This information may also be obtained from local law enforcement agencies; fees vary.Effective July 1, 2009, the Georgia Crime Information Center (GCIC) will no longer provide Public Defender Offices with criminal history record information (CHRI).
Public Defender Offices will need to either arrange with a local law enforcement agency to run criminal history records on its behalf or use the GCIC Computerized Criminal History (CCH) User Interface (UI).
This change will require each Public Defender’s Office to use a State-assigned Originating Agency Identifier (ORI) number.
Any Public Defender’s Office that does not have an ORI must submit a written request to GCIC. Questions may be directed to (404) 244-2639, Option 3.Other attorneys may submit requests via fax at (404) 270-8386. Questions may be directed to (404) 244-2639, Option 3.
Someone has been using my identity for financial (material) gain. What should I do?Effective July 1, 1998, it is a felony in Georgia to use someone else’s identity to obtain something of value (O.C.G.A. §16-9-120).
Contact your local police department or sheriff’s department to report the theft of your identity.Contact the Federal Trade Commission (FTC) and the Georgia Office of Consumer Affairs (OCA) in order to report the theft of your identity.
a) Contact OCA at (404) 651-8600 or at consumer.georgia.gov.
b) Contact FTC at (877) 438-4338 or at www.consumer.gov/idtheft.Contact the major credit reporting bureaus and have a fraud alert placed on your credit report.
a) Equifax, P.O. Box 740250, Atlanta, Georgia 30374-0250 (800) 525-6285
b) Experian, P.O. Box 1017, Allen, Texas 75013, (888) 397-3742

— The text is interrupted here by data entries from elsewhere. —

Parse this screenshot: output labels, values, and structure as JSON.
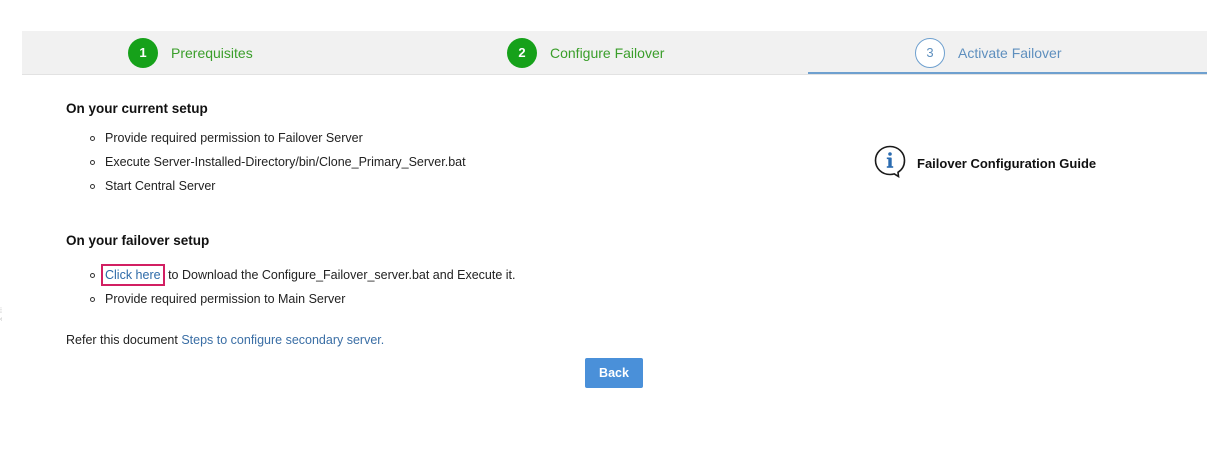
{
  "stepper": {
    "steps": [
      {
        "number": "1",
        "label": "Prerequisites",
        "state": "completed"
      },
      {
        "number": "2",
        "label": "Configure Failover",
        "state": "completed"
      },
      {
        "number": "3",
        "label": "Activate Failover",
        "state": "active"
      }
    ]
  },
  "current_setup": {
    "title": "On your current setup",
    "items": [
      "Provide required permission to Failover Server",
      "Execute Server-Installed-Directory/bin/Clone_Primary_Server.bat",
      "Start Central Server"
    ]
  },
  "failover_setup": {
    "title": "On your failover setup",
    "link_label": "Click here",
    "link_suffix": "to Download the Configure_Failover_server.bat and Execute it.",
    "items": [
      "Provide required permission to Main Server"
    ]
  },
  "refer": {
    "prefix": "Refer this document",
    "link_label": "Steps to configure secondary server."
  },
  "buttons": {
    "back_label": "Back"
  },
  "guide": {
    "icon": "info-speech-icon",
    "label": "Failover Configuration Guide"
  },
  "colors": {
    "completed": "#16a11a",
    "active": "#6ea0cf",
    "highlight_border": "#d21f62",
    "primary_button": "#4a90d9"
  }
}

c) Trans Union , P.O. Box 6790, Fullerton, California 92634, (800) 680-7289Contact the company(ies) that has/have provided credit or other intangible or tangible property to the person who stole your identity.